The first instance took place when Ringwald was 13, and another incident occurred in 1992. We won't recount all the details here, but in the article, Ringwald describes an audition in which a male director humiliated her in front of a male actor and friend of hers. She goes onto say that when she told her agent, he made light of it. "I fired him and moved to Paris not long after," Ringwald wrote.

The actress has been critically re-examining some of her earlier work

Molly Ringwald is proud of the work that she did as a teen actor, and that includes the work that she did with the late John Hughes, who directed Ringwald in three of his classic '80s teen movies, according to Screen Rant. Nevertheless, in the past several years, Ringwald has been publicly addressing the fact that some of the material has not necessarily aged well in the intervening decades, during which society has grown increasingly woke with regard to gender dynamics. 

"I don't make a habit of revisiting films I've made," Ringwald wrote in her second article for The New Yorker, this one published in 2018. However, she made an exception when one of her daughters, then 10 years old, asked her to watch "The Breakfast Club" with her. Their viewing session, which had Ringwald cringing throughout, led to a lengthy re-examination of her entire Hughes oeuvre, which left her struggling to reconcile her affection for the late director and the films that they made together, on the one hand, with her disgust at the misogyny, homophobia, and racism that is not merely depicted but normalized, on the other. Ultimately, it appears that Ringwald has concluded that these films still have value, including entertainment value, as long as it's understood that they don't represent the way things should be (via Screen Rant).

Molly Ringwald practically disappears into her role as a serial killer's stepmom

"Dahmer: Monster — The Jeffrey Dahmer Story" is a limited series from Ryan Murphy about the life and crimes of serial killer Jeffrey Dahmer, who was killed in prison in 1994 while serving 15 life sentences for murdering at least 17 men. It started streaming on Netflix on September 21, 2022, according to Forbes. Having recorded 196.2 million viewing hours in the first five days alone, "Dahmer" is shaping up to be one of Netflix's most popular series despite not being universally loved by critics, per Variety. What many in the viewing audience may not even realize, however, is that one of its recurring characters is played by Molly Ringwald.

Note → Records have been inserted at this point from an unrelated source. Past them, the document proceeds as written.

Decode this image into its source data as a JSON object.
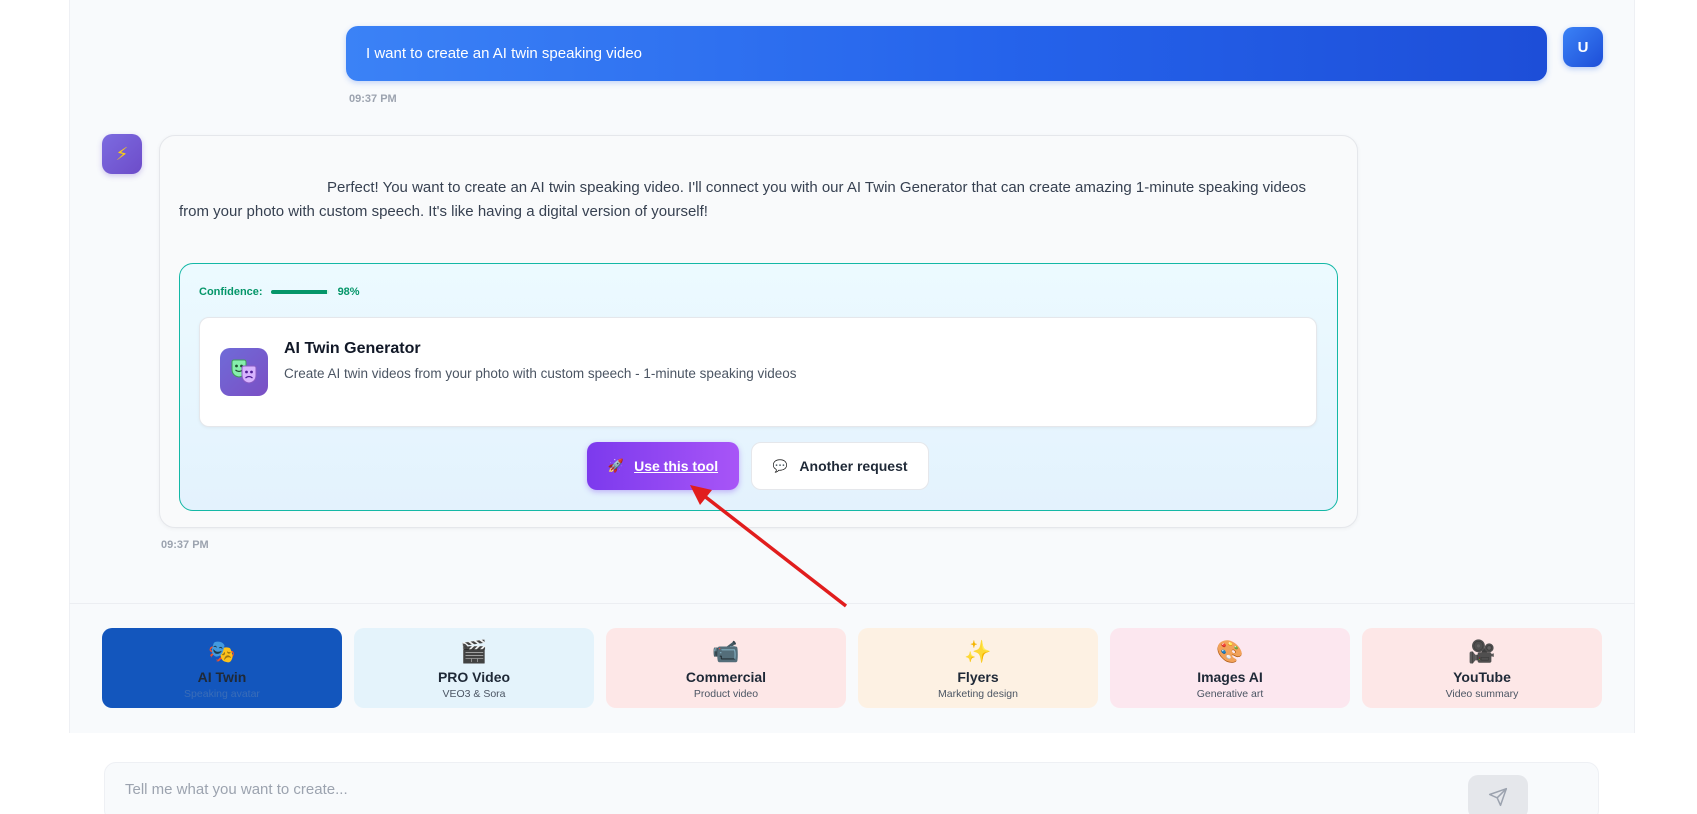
{
  "conversation": {
    "user_message": {
      "text": "I want to create an AI twin speaking video",
      "avatar_letter": "U",
      "time": "09:37 PM"
    },
    "bot_message": {
      "avatar_icon": "lightning-icon",
      "avatar_glyph": "⚡",
      "text": "Perfect! You want to create an AI twin speaking video. I'll connect you with our AI Twin Generator that can create amazing 1-minute speaking videos from your photo with custom speech. It's like having a digital version of yourself!",
      "time": "09:37 PM",
      "recommendation": {
        "confidence_label": "Confidence:",
        "confidence_value": "98%",
        "confidence_fraction": 0.98,
        "tool": {
          "icon": "theater-masks-icon",
          "name": "AI Twin Generator",
          "description": "Create AI twin videos from your photo with custom speech - 1-minute speaking videos"
        },
        "use_button": {
          "icon": "rocket-icon",
          "glyph": "🚀",
          "label": "Use this tool"
        },
        "another_button": {
          "icon": "speech-bubble-icon",
          "glyph": "💬",
          "label": "Another request"
        }
      }
    }
  },
  "tool_chips": [
    {
      "id": "ai-twin",
      "glyph": "🎭",
      "icon": "theater-masks-icon",
      "title": "AI Twin",
      "subtitle": "Speaking avatar",
      "active": true,
      "bg": "#1356bd"
    },
    {
      "id": "pro-video",
      "glyph": "🎬",
      "icon": "clapperboard-icon",
      "title": "PRO Video",
      "subtitle": "VEO3 & Sora",
      "active": false,
      "bg": "#e4f3fb"
    },
    {
      "id": "commercial",
      "glyph": "📹",
      "icon": "video-camera-icon",
      "title": "Commercial",
      "subtitle": "Product video",
      "active": false,
      "bg": "#fde7e7"
    },
    {
      "id": "flyers",
      "glyph": "✨",
      "icon": "sparkles-icon",
      "title": "Flyers",
      "subtitle": "Marketing design",
      "active": false,
      "bg": "#fdf1e3"
    },
    {
      "id": "images-ai",
      "glyph": "🎨",
      "icon": "palette-icon",
      "title": "Images AI",
      "subtitle": "Generative art",
      "active": false,
      "bg": "#fce7ef"
    },
    {
      "id": "youtube",
      "glyph": "🎥",
      "icon": "movie-camera-icon",
      "title": "YouTube",
      "subtitle": "Video summary",
      "active": false,
      "bg": "#fde7e7"
    }
  ],
  "composer": {
    "placeholder": "Tell me what you want to create...",
    "value": "",
    "send_icon": "send-icon"
  },
  "colors": {
    "accent_blue": "#2563eb",
    "accent_purple": "#7c3aed",
    "confidence_green": "#059669",
    "annotation_red": "#e11d1d"
  }
}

Ringwald plays Shari Dahmer, Jeffrey Dahmer's stepmother, and Ringwald essentially disappears into the character. According to CNET, she's "barely recognizable." And that's something that is generally said admiringly of acting performances. While most of the reviews thus far are more focused on Evan Peters' eerily accurate portrayal of the title character, it seems likely that Murphy is pleased with Ringwald's work, if the fact that Murphy has already cast Ringwald in his next project is any indication (via Decider).

Her collaboration with the most powerful man in TV will continue

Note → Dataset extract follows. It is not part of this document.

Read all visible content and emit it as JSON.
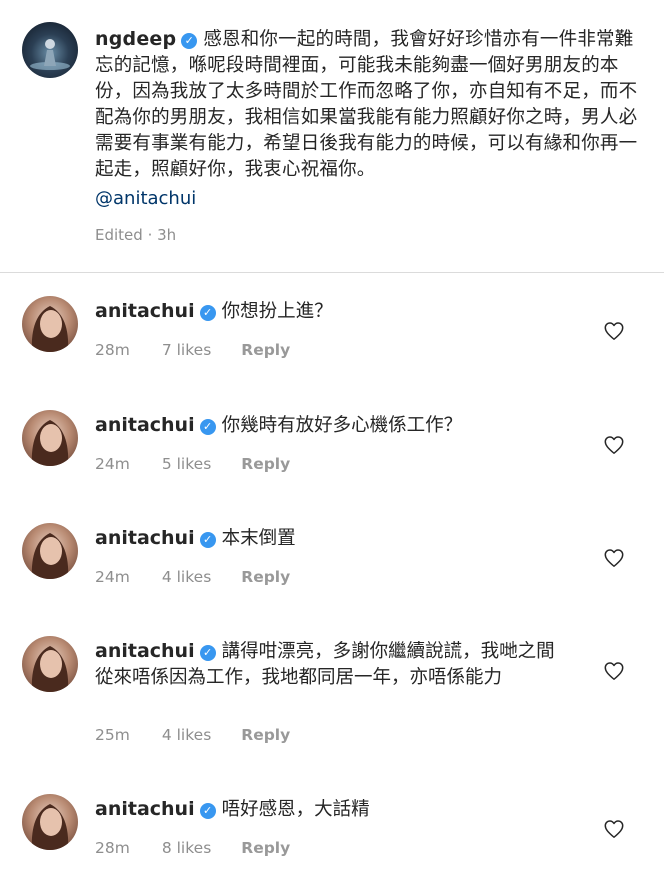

"Ryan Murphy is the most powerful man in TV," The New Yorker wrote in 2018. If you haven't heard of him, we're going to go out on a limb here and guess that you've nevertheless seen or heard of at least one of the high-profile projects in which he's been a writer, director, or producer. These include "NipTuck," "Glee," "American Horror Story," "American Crime Story, and "Feud," not to mention the film adaptation of "Eat, Pray, Love," according to All American Speakers. Oh, and let's not forget the Netflix limited series, "Dahmer," which began dominating America's screen time just as soon as it dropped on September 21, 2022 — even as it polarizes critics (via Time). 

Murphy cast former teen star Molly Ringwald to play serial killer Jeffrey Dahmer's stepmother, Shari Dahmer. And her performance has apparently pleased Murphy well enough to find a part for her in his next project, the second season of FX's anthology series, "Feud," according to Deadline. The latest iteration, "Feud: Capote's Women," will also feature Naomi Watts (who also appears in "Dahmer," as a news anchor), Diane Lane, Calista Flockhart, and Chloë Sevigny, among others. Ringwald will be playing the second wife of legendary talk show host Johnny Carson, Joanne Carson, who was a close friend of Truman Capote.